He says that’s important in situations which involve hundreds, or potentially thousands, of class members or employees because if each person brought only their own lost wages individually, it would probably be too small to bring to suit. However, he also says that when you combine everyone’s individual claim in a collective action, individual employees themselves can be more successful in receiving compensation caused by the employer’s illegal conduct.
What Information Is Needed To File An FLSA Lawsuit?
Braslow identified all of the information that he would need to begin evaluating a potential FLSA lawsuit:
In order to begin the evaluation of a potential case, we would need information and possibly documentation regarding the name, location and size of your employer, your job title, description and duties, your hourly wage or salary and the number of hours worked weekly, the amount of lost wages, the number of similar employees – those employees with similar duties – and a description of the employer’s practice as it pertains to the unpaid wages or unpaid overtime.
He says that if he believes that moving forward with litigation against your employer is possible after the initial meeting, then he would try to collect more detailed information and documentation such as copies of paychecks, time sheets, employer policies/manuals and things of that nature.

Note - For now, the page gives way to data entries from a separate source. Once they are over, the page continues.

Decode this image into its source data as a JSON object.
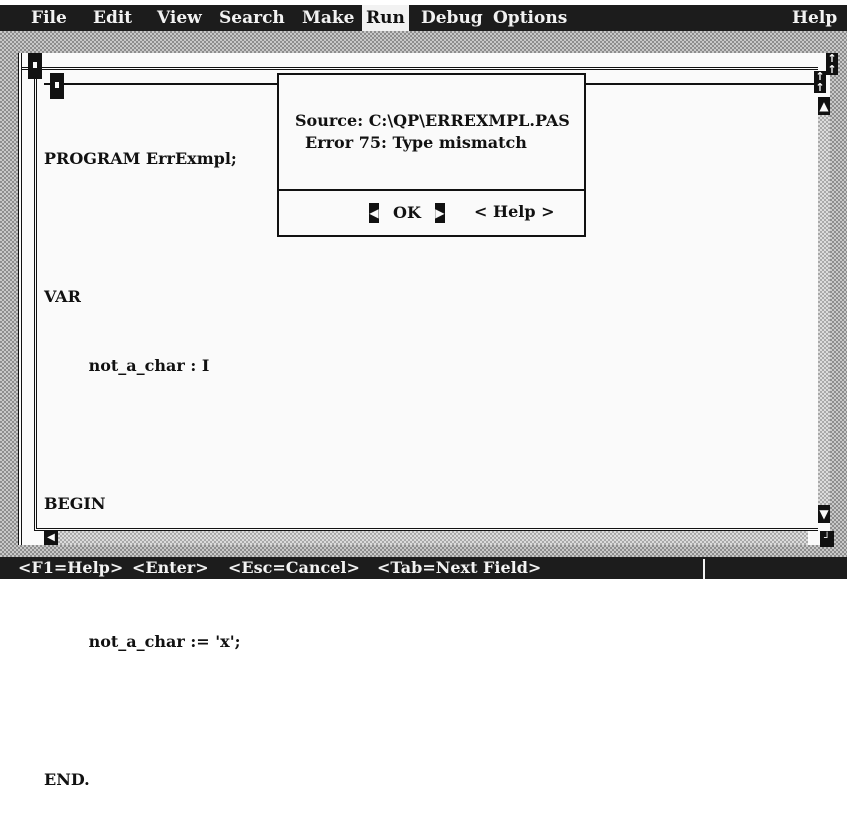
{
  "menu": {
    "items": [
      "File",
      "Edit",
      "View",
      "Search",
      "Make",
      "Run",
      "Debug",
      "Options"
    ],
    "help": "Help",
    "selected": "Run"
  },
  "editor": {
    "code": {
      "line1": "PROGRAM ErrExmpl;",
      "line2": "VAR",
      "line3": "        not_a_char : I",
      "line4": "BEGIN",
      "line5": "        not_a_char := 'x';",
      "line6": "END."
    }
  },
  "dialog": {
    "source": "Source: C:\\QP\\ERREXMPL.PAS",
    "error": "Error 75: Type mismatch",
    "ok_label": "OK",
    "help_label": "< Help >"
  },
  "statusbar": {
    "hints": [
      "<F1=Help>",
      "<Enter>",
      "<Esc=Cancel>",
      "<Tab=Next Field>"
    ]
  },
  "icons": {
    "close": "close-box-icon",
    "scroll_up": "up-arrow-icon",
    "scroll_down": "down-arrow-icon",
    "scroll_left": "left-arrow-icon",
    "resize": "resize-corner-icon"
  },
  "colors": {
    "menubar_bg": "#1c1c1c",
    "menubar_fg": "#f2f2f2",
    "window_bg": "#fafafa",
    "dither_dark": "#8d8d8d",
    "dither_light": "#c8c8c8"
  }
}
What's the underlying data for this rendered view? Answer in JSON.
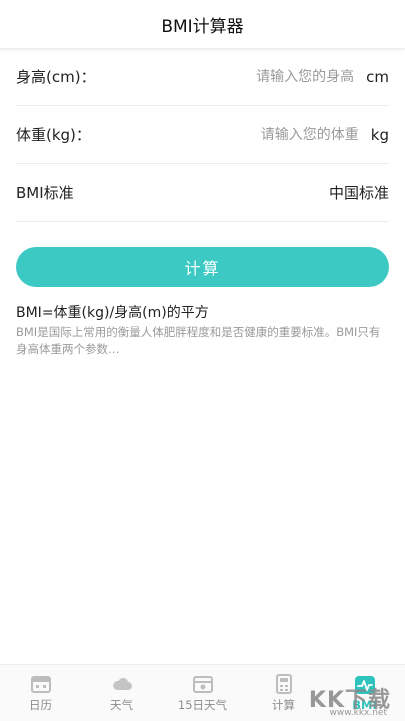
{
  "header": {
    "title": "BMI计算器"
  },
  "form": {
    "height": {
      "label": "身高(cm)：",
      "placeholder": "请输入您的身高",
      "unit": "cm"
    },
    "weight": {
      "label": "体重(kg)：",
      "placeholder": "请输入您的体重",
      "unit": "kg"
    },
    "standard": {
      "label": "BMI标准",
      "value": "中国标准"
    }
  },
  "calc_button": {
    "label": "计算"
  },
  "info": {
    "formula": "BMI=体重(kg)/身高(m)的平方",
    "description": "BMI是国际上常用的衡量人体肥胖程度和是否健康的重要标准。BMI只有身高体重两个参数…"
  },
  "tabbar": {
    "items": [
      {
        "label": "日历",
        "icon": "calendar-icon"
      },
      {
        "label": "天气",
        "icon": "cloud-icon"
      },
      {
        "label": "15日天气",
        "icon": "forecast-icon"
      },
      {
        "label": "计算",
        "icon": "calculator-icon"
      },
      {
        "label": "BMI",
        "icon": "heartbeat-icon",
        "active": true
      }
    ]
  },
  "watermark": {
    "text": "KK下载",
    "url": "www.kkx.net"
  },
  "colors": {
    "accent": "#3cc9c4",
    "tab_active": "#2ec3bc",
    "muted": "#9a9a9a"
  }
}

He added, “Of course, we would try to meet with you in person, if possible, to discuss the involvement and cooperation required – to make sure you fully understand the process.”
If your job has been misclassified, you’ve performed work “off the clock” or you’ve been wrongly deprived of wages or overtime pay for any reason, contact an experienced wage and hour attorney to find out what your FLSA wage and hour rights are and to evaluate your options of filing an FLSA lawsuit to recover what is rightfully yours.